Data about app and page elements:

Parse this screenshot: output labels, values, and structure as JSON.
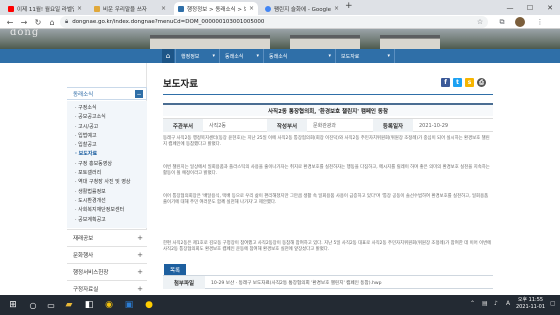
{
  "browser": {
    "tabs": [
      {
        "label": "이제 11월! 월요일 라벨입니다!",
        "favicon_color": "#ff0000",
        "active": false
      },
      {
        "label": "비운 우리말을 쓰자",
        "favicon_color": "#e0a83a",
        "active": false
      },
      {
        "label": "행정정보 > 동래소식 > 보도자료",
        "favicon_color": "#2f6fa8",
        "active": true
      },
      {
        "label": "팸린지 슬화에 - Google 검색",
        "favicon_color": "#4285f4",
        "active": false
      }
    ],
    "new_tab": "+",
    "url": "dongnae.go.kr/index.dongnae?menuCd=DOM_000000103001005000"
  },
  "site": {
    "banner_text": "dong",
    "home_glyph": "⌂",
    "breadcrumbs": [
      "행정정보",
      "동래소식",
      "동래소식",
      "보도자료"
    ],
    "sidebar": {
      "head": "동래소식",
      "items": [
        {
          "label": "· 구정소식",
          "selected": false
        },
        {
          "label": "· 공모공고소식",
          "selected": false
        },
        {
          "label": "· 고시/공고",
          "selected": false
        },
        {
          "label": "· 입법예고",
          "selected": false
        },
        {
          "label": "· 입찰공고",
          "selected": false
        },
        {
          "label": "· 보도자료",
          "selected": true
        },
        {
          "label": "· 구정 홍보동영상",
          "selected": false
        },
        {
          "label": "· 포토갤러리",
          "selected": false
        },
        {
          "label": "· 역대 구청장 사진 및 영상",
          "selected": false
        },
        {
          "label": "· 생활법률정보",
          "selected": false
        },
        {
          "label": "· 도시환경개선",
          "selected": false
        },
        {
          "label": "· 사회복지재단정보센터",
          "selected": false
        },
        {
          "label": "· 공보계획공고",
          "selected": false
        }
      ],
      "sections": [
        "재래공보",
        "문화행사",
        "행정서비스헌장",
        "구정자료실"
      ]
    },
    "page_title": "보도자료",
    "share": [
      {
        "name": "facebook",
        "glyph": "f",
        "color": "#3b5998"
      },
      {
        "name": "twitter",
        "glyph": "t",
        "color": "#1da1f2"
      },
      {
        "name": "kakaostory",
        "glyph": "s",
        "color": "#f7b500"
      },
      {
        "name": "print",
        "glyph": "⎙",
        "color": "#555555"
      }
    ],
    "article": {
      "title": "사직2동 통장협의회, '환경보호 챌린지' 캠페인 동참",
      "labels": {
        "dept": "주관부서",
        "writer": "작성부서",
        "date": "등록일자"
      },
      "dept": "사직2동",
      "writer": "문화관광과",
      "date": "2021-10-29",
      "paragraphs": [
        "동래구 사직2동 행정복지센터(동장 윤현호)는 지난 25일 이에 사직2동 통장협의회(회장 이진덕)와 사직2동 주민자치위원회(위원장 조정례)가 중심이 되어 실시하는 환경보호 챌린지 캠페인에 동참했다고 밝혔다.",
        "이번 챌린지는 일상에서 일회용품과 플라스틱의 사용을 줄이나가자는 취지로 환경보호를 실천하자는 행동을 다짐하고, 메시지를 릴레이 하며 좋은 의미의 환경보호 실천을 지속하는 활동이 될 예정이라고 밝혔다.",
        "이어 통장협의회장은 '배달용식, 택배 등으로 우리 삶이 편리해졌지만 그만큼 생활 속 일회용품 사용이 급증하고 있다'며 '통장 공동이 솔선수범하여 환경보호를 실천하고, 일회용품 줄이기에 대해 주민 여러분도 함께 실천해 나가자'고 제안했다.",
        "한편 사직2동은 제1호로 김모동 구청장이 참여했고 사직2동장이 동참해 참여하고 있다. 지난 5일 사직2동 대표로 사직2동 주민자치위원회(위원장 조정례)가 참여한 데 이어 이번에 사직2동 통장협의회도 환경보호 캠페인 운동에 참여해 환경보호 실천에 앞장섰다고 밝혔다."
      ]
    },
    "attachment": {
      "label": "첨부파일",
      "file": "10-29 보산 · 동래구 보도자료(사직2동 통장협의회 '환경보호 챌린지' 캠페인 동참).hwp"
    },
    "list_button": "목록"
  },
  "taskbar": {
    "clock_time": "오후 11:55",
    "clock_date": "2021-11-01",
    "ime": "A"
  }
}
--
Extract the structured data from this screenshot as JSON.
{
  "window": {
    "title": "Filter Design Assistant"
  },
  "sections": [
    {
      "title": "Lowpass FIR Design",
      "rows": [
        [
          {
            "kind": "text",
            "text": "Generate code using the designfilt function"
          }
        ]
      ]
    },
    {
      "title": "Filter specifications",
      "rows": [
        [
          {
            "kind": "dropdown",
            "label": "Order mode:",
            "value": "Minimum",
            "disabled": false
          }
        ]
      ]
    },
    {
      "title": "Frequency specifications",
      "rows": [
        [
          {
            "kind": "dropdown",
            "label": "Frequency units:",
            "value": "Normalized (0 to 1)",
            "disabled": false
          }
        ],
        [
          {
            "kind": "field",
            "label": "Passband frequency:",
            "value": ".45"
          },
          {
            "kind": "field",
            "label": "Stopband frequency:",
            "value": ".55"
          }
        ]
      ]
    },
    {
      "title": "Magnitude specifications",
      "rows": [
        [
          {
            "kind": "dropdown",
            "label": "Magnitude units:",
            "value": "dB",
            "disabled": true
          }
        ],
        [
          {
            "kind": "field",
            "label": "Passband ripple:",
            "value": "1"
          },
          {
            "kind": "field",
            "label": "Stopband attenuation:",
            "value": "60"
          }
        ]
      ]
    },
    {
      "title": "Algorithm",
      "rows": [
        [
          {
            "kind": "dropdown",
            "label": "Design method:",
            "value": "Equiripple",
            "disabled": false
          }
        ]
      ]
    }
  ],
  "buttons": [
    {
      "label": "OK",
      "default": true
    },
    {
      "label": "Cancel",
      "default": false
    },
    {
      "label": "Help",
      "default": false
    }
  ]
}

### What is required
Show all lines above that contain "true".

### Exercise output
        "active": true
          "selected": true
            "disabled": true
      "default": true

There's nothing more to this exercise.